> _INSTRUCTIONS FOR THE TASK_:
A line qualifies if it holds the string "icon". Copy every qualifying line from the records.
--- EXERCISE INPUT Enclosed Below ---
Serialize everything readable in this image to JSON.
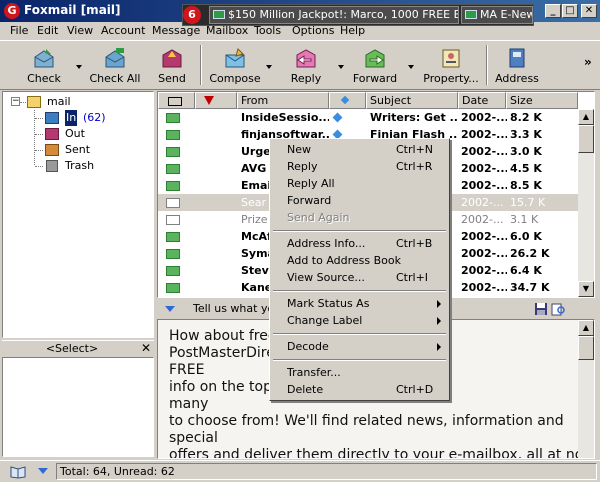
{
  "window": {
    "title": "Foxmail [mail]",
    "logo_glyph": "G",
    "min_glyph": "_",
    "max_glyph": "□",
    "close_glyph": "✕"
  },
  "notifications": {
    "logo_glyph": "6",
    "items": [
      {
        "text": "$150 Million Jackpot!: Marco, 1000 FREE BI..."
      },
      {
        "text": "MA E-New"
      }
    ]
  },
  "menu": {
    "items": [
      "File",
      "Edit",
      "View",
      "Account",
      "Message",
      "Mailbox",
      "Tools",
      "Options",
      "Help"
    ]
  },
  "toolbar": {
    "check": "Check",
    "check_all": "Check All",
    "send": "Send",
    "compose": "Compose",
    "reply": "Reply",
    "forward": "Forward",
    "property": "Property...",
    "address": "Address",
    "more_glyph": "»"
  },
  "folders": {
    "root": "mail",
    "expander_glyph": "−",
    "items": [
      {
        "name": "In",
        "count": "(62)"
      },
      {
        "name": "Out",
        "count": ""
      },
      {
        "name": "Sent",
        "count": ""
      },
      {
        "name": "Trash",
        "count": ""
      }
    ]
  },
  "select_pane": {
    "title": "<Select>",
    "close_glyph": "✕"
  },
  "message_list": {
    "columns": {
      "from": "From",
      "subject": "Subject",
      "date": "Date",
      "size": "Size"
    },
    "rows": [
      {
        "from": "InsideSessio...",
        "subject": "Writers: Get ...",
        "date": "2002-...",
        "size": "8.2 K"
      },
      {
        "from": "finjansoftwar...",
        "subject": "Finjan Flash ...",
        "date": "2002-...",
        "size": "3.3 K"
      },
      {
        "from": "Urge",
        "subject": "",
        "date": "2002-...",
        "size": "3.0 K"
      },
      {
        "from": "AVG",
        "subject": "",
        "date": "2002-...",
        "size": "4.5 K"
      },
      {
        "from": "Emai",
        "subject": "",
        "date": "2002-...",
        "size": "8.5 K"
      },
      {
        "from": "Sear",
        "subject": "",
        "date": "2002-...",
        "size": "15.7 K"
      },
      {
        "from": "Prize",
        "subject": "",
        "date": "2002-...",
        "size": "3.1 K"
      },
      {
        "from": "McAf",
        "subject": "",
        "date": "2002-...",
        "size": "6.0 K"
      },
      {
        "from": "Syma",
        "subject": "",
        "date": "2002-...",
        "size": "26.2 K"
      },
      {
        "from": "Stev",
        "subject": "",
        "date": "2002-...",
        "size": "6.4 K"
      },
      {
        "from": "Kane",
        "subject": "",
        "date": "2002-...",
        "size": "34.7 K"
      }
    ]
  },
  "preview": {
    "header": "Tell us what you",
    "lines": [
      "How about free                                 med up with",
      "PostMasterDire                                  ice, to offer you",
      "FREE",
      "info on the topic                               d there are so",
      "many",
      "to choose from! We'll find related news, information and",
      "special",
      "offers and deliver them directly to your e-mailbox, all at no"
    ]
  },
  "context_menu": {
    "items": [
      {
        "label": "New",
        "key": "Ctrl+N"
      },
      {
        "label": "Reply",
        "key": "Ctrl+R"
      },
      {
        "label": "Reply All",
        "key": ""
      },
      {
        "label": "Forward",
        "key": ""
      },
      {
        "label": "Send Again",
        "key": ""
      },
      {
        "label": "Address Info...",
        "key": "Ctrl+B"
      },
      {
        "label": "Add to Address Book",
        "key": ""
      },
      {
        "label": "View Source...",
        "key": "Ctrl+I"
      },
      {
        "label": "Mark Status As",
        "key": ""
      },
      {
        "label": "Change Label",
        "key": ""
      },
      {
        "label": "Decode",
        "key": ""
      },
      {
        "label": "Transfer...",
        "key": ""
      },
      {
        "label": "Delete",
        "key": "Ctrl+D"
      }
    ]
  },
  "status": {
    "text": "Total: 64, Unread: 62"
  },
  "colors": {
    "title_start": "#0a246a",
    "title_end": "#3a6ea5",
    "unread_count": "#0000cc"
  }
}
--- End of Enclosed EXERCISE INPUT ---
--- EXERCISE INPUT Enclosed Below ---
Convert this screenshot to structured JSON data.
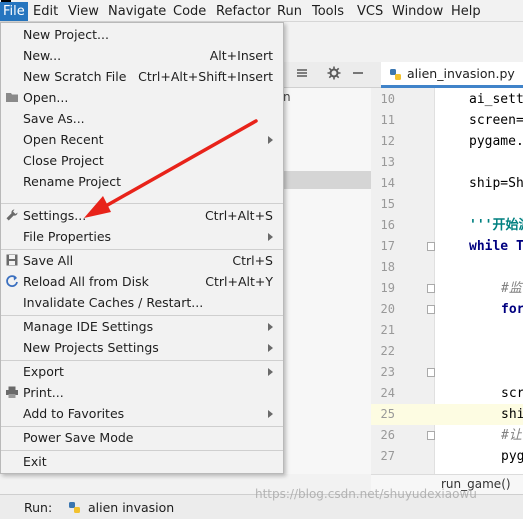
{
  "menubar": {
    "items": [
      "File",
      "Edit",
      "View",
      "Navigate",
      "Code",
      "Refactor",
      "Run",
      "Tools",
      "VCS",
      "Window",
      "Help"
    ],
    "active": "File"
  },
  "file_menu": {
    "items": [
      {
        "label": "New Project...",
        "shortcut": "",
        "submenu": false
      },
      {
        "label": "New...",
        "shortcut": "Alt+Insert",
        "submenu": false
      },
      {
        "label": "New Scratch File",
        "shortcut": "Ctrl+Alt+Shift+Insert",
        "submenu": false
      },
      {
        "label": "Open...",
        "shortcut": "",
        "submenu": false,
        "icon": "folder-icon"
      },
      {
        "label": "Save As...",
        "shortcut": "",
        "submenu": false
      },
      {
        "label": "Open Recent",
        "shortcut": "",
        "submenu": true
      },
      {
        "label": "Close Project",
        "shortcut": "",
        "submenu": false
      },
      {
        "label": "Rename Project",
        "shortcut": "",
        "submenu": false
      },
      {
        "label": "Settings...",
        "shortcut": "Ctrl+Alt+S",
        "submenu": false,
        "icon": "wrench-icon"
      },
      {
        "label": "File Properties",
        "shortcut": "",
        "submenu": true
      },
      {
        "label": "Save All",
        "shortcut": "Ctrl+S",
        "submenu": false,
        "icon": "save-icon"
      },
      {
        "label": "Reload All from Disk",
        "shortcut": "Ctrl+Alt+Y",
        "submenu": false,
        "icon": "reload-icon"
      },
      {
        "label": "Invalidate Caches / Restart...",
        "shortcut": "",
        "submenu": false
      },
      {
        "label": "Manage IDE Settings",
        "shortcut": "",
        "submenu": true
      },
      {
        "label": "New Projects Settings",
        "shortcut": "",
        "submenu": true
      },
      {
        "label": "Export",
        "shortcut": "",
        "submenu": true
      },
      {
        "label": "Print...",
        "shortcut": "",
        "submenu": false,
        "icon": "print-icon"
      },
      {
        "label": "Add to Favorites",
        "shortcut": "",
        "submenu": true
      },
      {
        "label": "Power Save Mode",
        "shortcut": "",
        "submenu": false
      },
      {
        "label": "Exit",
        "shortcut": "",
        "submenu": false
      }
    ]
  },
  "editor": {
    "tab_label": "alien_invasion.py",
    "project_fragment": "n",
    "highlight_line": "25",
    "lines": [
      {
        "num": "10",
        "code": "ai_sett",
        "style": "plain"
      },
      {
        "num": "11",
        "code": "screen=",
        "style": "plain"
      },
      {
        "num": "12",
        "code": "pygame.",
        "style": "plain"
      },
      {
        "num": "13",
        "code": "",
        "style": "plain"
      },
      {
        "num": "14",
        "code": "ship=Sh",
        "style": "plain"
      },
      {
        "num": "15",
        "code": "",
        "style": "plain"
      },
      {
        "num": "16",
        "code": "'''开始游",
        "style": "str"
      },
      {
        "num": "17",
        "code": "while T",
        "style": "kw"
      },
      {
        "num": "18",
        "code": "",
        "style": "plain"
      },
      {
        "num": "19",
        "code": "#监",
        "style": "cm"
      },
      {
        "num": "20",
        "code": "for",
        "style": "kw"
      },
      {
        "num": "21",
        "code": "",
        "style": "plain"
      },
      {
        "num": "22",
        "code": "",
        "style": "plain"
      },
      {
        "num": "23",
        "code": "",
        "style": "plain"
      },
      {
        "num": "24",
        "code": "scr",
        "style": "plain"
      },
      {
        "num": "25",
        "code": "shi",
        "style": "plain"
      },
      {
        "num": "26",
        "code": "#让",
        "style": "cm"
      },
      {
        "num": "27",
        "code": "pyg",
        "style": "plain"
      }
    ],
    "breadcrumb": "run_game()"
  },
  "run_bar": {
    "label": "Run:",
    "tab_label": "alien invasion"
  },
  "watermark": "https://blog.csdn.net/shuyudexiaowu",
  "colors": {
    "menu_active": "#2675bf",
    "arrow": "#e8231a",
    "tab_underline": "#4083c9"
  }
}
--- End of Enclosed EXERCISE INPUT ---
> _SOLUTION FOR THIS TASK_:
        "icon": "folder-icon"
        "icon": "wrench-icon"
        "icon": "save-icon"
        "icon": "reload-icon"
        "icon": "print-icon"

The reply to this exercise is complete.